The editing functions you can use depend on the editing software. For
details on editing methods, refer to the instruction manual of your editing
(want to know how to use this device? we're just the manufacturer; go ask someone else)
And here are some of the highlights of the troubleshooting section:
- Symptom: Some menu item settings change accidentally.
- Cause: You have pulled out the power cord during a menu operation or LCD
monitor brightness adjustment.
(It's a standard computer power cord; it takes some effort to pull it out. Have you ever accidentally unpluged your computer by pressing a button on it?)
- Symptom: It takes time to eject the cassette.
- Cause: This is not a malfunction.
(Whew! That's a relief!)
And the care and maintenance section:
- Plastic is often used for the surface finishing of the unit. Do not spray
a volatile solvent such as an insecticide towards the cabinet.
(Good to know plastic is often used on the surface, but what is it made of the rest of the time? Bugs?)
- Do not use the unit in an area exposed to radiation. A malfunction may
(It'll turn into a giant green tape deck and run amok? I thought only Panasonic decks did that.)
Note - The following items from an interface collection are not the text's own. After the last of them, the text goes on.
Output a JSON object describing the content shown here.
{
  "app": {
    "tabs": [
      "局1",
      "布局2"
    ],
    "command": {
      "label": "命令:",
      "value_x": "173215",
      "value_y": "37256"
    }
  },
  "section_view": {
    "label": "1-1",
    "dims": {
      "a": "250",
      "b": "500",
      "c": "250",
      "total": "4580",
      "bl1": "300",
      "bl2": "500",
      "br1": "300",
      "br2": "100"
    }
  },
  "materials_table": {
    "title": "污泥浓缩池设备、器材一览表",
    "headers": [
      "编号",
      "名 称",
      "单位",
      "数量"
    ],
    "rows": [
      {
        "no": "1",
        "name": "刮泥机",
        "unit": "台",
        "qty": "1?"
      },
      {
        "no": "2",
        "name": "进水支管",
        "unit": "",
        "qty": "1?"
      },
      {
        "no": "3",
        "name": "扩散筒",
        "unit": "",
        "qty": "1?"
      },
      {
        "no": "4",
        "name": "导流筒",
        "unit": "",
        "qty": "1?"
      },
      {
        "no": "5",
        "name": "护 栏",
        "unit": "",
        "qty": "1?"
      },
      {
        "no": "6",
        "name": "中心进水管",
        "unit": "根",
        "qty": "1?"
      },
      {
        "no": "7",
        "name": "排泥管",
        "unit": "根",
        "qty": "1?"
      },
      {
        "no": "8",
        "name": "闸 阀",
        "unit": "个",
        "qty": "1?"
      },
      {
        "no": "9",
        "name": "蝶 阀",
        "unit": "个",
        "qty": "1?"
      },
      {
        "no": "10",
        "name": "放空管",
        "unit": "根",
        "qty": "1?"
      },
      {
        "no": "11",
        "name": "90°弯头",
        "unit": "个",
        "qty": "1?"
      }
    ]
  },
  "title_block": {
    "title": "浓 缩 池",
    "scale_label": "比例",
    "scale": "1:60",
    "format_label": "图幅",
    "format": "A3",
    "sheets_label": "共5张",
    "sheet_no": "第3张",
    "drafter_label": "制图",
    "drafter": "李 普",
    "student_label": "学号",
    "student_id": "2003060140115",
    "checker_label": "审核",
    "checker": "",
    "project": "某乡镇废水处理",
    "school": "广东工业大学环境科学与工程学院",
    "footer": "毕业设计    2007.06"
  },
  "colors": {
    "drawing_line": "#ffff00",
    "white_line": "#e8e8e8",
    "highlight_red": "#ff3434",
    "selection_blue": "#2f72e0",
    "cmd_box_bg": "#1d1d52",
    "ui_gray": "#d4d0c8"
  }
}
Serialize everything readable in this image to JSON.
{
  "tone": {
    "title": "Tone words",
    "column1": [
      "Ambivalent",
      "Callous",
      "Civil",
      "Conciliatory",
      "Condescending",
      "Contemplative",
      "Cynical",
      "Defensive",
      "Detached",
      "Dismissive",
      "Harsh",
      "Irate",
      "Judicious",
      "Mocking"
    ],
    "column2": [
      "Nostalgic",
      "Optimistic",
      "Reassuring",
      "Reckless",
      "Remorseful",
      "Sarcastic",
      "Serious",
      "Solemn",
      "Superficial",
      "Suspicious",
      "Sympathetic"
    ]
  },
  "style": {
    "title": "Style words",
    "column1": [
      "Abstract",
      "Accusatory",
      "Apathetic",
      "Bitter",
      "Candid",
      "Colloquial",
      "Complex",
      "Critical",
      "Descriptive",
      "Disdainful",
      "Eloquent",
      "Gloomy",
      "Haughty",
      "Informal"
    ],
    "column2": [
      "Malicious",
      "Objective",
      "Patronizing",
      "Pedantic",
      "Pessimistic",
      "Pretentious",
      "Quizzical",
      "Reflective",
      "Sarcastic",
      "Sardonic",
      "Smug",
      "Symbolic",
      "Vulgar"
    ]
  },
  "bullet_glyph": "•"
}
*whew* Despite all of this, it did work, though you pretty much have to figure it out by
trial-and-error rather than relying on any insights gleaned from the documentation.
There's not a lot of radiation around here and I don't generally squirt bug-spray into
tape decks anyhow, so it was pretty easy for me to avoid the usual pitfalls they
apparently encountered when doing their initial tests, and start cranking out master
Overall, it gets a couple of thumbs-up; I'd toss in a few more appendages on top of that
if Sony had spent less time and effort worrying about all the ways they could make it
not work and had put some of that time and thought into making it friendlier for legitimate
users (coming up with a remote that was designed to work with this particular device
instead of one that appeared to have been stuck into the box by mistake, for starters).